Environmental stewardship is woven into the very fabric of SREL’s mission and encompasses a wide diversity of research activities undertaken by SREL scientists on the Savannah River Site within the United States, and across the globe. On the SRS, SREL researchers investigate the influence of the activities of the U.S. Department of Energy and their contractors on the quality and health of natural ecosystems. Such investigations have been at the core of SREL’s research focus since the inception of the laboratory and incorporate research investigating how industrial and nuclear activities influence ecosystem services; wetland function; biological diversity; plant, wildlife and insect health; as well as the role that the SRS plays in regional and global ecological and biogeochemical processes.

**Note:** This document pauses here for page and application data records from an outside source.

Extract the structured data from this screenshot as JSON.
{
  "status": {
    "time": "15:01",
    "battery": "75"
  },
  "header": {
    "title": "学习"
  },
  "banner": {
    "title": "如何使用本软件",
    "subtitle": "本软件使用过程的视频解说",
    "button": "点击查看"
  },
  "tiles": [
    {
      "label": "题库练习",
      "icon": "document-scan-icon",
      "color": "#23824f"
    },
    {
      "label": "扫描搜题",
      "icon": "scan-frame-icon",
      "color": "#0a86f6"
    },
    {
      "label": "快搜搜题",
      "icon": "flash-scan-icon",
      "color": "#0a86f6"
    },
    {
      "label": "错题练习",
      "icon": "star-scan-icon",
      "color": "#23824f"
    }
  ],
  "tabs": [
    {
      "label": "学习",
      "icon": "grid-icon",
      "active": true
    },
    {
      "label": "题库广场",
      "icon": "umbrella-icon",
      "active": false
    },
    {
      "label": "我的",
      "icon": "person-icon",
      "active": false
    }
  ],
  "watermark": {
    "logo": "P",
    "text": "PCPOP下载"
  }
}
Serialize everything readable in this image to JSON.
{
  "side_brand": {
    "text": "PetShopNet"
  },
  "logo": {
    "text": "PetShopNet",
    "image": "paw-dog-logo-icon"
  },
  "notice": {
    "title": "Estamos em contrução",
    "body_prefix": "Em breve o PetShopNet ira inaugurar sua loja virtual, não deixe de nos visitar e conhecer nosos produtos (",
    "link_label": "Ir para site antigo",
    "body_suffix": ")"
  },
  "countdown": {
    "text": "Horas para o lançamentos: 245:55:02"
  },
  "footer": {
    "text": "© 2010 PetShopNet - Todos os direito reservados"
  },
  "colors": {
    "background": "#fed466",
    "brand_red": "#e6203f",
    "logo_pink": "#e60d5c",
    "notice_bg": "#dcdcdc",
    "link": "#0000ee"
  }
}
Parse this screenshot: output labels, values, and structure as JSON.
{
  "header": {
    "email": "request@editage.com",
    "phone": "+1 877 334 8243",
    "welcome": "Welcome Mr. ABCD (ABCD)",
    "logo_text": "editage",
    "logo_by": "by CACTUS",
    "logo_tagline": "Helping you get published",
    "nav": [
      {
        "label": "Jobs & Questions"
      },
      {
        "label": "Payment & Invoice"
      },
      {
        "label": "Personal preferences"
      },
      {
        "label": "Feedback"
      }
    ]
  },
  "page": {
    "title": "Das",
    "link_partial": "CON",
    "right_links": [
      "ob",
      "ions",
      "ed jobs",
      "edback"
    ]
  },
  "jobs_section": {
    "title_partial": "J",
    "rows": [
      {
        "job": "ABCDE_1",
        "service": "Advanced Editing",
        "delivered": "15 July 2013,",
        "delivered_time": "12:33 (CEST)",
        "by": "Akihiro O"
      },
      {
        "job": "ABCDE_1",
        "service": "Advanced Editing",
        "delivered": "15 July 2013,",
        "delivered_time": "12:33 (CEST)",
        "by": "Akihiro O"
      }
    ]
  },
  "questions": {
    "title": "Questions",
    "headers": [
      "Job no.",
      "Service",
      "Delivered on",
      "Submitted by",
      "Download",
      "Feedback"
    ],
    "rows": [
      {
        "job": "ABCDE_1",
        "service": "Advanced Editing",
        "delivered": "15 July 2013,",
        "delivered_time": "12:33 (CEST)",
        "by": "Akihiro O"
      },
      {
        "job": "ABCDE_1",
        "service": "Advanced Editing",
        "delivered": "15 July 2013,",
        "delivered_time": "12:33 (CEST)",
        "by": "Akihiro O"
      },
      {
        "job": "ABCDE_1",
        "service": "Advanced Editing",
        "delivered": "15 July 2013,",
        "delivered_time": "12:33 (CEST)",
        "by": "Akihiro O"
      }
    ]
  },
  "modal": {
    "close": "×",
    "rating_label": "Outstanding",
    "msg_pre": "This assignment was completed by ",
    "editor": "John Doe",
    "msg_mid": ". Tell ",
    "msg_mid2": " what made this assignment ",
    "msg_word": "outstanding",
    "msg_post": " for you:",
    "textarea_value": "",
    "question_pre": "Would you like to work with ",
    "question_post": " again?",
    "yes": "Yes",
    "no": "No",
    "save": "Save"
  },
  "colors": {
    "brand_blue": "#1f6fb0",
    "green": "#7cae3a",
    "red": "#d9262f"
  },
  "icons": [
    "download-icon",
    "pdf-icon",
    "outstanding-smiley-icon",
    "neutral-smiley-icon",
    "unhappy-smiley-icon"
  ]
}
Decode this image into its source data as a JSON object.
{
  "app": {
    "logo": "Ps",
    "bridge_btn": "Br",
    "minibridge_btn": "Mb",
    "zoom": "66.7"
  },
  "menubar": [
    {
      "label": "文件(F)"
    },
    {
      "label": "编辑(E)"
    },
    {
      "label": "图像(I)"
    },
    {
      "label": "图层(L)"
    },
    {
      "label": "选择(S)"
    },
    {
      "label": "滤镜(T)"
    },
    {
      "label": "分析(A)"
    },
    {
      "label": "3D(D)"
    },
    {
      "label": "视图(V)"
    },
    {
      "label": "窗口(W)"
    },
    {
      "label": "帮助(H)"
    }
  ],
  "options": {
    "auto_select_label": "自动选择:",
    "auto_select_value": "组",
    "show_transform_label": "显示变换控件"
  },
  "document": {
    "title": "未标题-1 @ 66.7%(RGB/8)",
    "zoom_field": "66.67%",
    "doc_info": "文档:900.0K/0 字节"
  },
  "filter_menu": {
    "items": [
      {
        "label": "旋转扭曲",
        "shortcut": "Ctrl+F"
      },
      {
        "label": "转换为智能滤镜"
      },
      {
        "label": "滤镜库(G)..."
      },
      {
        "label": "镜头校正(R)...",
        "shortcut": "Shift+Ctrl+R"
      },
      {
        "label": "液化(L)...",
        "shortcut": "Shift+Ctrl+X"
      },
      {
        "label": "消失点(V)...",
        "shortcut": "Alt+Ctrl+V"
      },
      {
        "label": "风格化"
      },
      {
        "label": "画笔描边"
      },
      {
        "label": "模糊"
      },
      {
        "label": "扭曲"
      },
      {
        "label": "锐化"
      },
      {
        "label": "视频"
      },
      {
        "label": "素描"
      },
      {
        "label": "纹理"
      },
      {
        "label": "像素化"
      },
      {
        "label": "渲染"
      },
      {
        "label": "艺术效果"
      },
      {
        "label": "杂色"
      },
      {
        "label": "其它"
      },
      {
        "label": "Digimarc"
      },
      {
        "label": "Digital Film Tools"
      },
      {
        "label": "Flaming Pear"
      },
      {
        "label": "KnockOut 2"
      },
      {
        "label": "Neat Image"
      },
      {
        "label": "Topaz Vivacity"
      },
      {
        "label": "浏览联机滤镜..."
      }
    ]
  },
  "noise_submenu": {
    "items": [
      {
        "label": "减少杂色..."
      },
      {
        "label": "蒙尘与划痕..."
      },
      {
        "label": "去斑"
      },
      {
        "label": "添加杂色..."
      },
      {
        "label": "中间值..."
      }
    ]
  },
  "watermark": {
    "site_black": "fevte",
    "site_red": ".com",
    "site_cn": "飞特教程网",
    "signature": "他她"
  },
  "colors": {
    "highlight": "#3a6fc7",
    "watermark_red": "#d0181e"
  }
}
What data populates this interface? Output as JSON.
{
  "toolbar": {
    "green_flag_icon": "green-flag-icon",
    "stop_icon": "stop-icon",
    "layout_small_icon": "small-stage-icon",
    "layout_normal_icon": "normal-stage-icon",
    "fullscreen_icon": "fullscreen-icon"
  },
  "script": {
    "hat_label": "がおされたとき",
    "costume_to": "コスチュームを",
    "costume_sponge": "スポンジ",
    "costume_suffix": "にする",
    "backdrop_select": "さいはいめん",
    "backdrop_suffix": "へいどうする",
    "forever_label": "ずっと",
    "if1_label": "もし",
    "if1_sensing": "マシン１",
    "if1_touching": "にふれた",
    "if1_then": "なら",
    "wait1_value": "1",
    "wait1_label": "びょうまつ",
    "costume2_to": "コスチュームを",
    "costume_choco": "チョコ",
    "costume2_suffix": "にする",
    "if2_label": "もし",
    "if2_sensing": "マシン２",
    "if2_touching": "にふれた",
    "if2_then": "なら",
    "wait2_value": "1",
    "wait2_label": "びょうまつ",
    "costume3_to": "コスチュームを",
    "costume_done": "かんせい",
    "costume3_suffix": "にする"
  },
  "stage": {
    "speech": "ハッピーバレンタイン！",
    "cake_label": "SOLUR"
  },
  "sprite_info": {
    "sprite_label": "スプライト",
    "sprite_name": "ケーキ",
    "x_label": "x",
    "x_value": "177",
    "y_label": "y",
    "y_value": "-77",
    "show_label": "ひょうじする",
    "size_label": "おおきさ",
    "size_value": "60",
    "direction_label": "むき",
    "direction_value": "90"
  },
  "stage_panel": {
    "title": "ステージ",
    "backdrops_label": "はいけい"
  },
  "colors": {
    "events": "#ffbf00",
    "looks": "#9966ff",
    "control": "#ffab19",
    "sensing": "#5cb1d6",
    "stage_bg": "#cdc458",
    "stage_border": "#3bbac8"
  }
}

SREL researchers are also routinely called upon to lend their scientific expertise in environmental stewardship to assist private, state, and federal organizations in solving problems of national and international significance. Examples include the design and implementation of reintroduction programs for threatened and endangered species, the design and implementation of conservation management plans for species in decline, studies of the ecology and impacts of invasive species on island ecosystems, the design and optimization of genetic markers for use in species conservation and management programs, and studies of the impacts of changing land use practices upon the sustainability of ecosystem processes and biological communities. From its very beginning as a field project of Dr. Eugene Odum and his graduate students, the commitment to environmental stewardship and the preservation of sustainable ecosystems was the underlying foundation upon which SREL was built and continues today.